TWO Kenyan journalists have filed a complaint with the regulatory body complaining of intimidation by a vernacular radio morning show presenter, writes Denns Itumbi for

The two Rift Valley reporters, Peter Ng'etich (Nation Media Group) and Mathews Ndanyi (Radio Africa), said in a signed statement to the Media Council that the presenter waged a smear campaign by interpreting stories on his talk show and misleading listeners of his popular Kass FM radio station.

Kass FM broadcasts in the Kalenjin dialect and has been twice indicted for fanning tribal animosity alongside three other vernacular radio stations by the Waki Commission probing the Post Election violence and the Johan Kriegler commission that investigated the disputed 2007 Presidential elections.

In their letter, the duo say, "we feel that he mentioned the names in bad light and his actions are in bad light and against the journalism code of ethics and conduct."

"By doing so, he exposed the journalists to public debate in a manner that was likely to cause them harm from listeners /readers," the joint letter read.

The letter further sought quick intervention from the Media Council, "we feel that the presenter's action were in bad faith and unless the council intervenes, we will be harmed or any other member of the council may face danger especially those working in Rift Valley where the station has majority listeners."

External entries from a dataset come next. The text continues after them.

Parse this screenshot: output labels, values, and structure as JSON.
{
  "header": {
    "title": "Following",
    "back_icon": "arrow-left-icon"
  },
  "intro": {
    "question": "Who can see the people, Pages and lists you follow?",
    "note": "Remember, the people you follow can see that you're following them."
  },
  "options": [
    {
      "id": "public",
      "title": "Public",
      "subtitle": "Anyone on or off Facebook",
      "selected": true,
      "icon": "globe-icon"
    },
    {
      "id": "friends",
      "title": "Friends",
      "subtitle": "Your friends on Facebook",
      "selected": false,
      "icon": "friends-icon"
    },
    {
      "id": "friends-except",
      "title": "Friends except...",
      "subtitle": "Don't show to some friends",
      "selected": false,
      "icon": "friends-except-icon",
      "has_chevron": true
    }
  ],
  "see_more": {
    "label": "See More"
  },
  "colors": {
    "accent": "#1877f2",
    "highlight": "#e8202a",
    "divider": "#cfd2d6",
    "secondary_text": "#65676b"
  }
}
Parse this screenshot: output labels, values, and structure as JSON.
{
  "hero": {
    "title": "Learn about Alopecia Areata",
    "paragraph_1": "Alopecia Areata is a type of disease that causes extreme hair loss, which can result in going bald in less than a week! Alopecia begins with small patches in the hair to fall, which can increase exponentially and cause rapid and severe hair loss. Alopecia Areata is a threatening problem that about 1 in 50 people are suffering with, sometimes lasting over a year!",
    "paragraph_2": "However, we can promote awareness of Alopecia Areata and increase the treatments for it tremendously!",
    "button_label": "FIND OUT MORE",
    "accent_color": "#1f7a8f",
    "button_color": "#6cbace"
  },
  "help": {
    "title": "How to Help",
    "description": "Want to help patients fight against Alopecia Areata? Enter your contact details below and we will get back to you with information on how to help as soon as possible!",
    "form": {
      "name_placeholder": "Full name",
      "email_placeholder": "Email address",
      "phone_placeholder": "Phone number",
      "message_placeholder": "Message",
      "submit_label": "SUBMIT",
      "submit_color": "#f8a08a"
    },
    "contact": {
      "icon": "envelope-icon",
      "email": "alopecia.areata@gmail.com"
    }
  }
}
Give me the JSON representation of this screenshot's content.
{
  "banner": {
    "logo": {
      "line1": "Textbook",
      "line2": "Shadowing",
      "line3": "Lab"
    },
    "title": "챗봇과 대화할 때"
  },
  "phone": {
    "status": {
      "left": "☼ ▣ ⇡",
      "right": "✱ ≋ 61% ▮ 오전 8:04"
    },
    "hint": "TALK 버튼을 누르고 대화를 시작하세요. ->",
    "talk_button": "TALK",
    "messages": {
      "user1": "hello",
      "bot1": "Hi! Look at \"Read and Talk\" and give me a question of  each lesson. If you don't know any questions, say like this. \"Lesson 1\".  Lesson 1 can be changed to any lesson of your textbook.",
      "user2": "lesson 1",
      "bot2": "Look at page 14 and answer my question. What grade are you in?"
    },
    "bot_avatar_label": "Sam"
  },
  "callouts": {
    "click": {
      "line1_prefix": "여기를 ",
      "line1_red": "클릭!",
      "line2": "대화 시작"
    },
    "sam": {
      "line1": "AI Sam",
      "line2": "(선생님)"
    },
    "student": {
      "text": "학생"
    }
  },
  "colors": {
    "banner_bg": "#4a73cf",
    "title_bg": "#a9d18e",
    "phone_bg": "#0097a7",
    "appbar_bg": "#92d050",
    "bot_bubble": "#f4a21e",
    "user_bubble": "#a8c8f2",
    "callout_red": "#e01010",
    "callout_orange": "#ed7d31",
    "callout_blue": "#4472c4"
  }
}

The journalists expressed fear of being attacked especially in the run up to the expected constitutional referendum next year and the succession political campaigns of 2012.

The letter also cites an incident where the presenter, Joshua Arap Sang, while acting as a master of ceremonies during the inauguration of a Kalenjin Council of Elders, allegedly threatened The Star reporter Mathews Ndanyi that he would burn his fingers if he wrote negatively about the meeting.

Interestingly in their report on the post election violence, Kenya National Human Rights Commission (KNHCR) published last year, Sang was the only journalist named as having incited listeners to come out of their houses and fight, "war has broken out what are you waiting for?"

A religious leader who delivered sermons in the station during the time was also named in the KNHCR report for inciting communities against each other through the radio broadcasts.